[Dataset rows for apps and sites]
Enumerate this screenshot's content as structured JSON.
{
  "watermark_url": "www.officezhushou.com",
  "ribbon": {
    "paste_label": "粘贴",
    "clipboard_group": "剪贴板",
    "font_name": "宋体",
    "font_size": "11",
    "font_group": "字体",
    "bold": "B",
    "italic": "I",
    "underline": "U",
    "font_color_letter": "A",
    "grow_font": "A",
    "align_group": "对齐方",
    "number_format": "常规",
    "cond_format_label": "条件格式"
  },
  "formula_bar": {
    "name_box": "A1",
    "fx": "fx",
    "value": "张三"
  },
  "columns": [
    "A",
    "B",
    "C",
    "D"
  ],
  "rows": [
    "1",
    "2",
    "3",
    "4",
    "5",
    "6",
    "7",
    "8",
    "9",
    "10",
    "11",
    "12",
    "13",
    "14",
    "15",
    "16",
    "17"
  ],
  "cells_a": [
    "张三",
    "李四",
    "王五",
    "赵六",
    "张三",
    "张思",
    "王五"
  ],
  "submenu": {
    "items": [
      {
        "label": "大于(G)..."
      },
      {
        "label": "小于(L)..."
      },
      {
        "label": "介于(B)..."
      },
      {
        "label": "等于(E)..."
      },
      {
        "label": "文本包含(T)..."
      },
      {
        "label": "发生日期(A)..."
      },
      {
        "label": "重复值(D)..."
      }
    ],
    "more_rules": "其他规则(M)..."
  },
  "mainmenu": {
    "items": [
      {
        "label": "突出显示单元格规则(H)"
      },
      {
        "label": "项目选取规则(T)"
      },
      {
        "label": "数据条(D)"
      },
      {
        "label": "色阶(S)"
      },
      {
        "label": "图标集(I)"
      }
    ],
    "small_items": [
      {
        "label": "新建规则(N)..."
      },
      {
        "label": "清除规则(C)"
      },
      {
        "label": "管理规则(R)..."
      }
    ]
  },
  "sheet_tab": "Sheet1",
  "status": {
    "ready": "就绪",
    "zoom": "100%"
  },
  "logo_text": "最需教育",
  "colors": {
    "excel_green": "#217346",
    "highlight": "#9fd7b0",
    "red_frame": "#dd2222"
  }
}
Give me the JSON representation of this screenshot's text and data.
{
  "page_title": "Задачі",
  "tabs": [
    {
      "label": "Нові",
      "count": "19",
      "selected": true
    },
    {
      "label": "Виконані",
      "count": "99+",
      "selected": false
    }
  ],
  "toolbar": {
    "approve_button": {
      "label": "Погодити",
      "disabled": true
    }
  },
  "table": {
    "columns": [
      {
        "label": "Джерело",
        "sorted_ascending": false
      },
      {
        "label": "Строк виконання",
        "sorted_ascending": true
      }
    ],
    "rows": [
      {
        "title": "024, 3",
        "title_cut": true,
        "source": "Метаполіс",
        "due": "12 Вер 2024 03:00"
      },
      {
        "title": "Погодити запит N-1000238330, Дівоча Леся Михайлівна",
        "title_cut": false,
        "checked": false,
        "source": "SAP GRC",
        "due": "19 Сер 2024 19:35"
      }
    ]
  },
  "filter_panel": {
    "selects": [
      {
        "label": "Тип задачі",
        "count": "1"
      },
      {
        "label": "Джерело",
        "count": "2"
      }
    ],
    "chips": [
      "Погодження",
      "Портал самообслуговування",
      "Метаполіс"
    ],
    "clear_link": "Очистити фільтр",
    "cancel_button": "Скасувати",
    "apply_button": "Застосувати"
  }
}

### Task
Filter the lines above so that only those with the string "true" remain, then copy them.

### Worked solution
      "selected": true
      "disabled": true
        "sorted_ascending": true
        "title_cut": true,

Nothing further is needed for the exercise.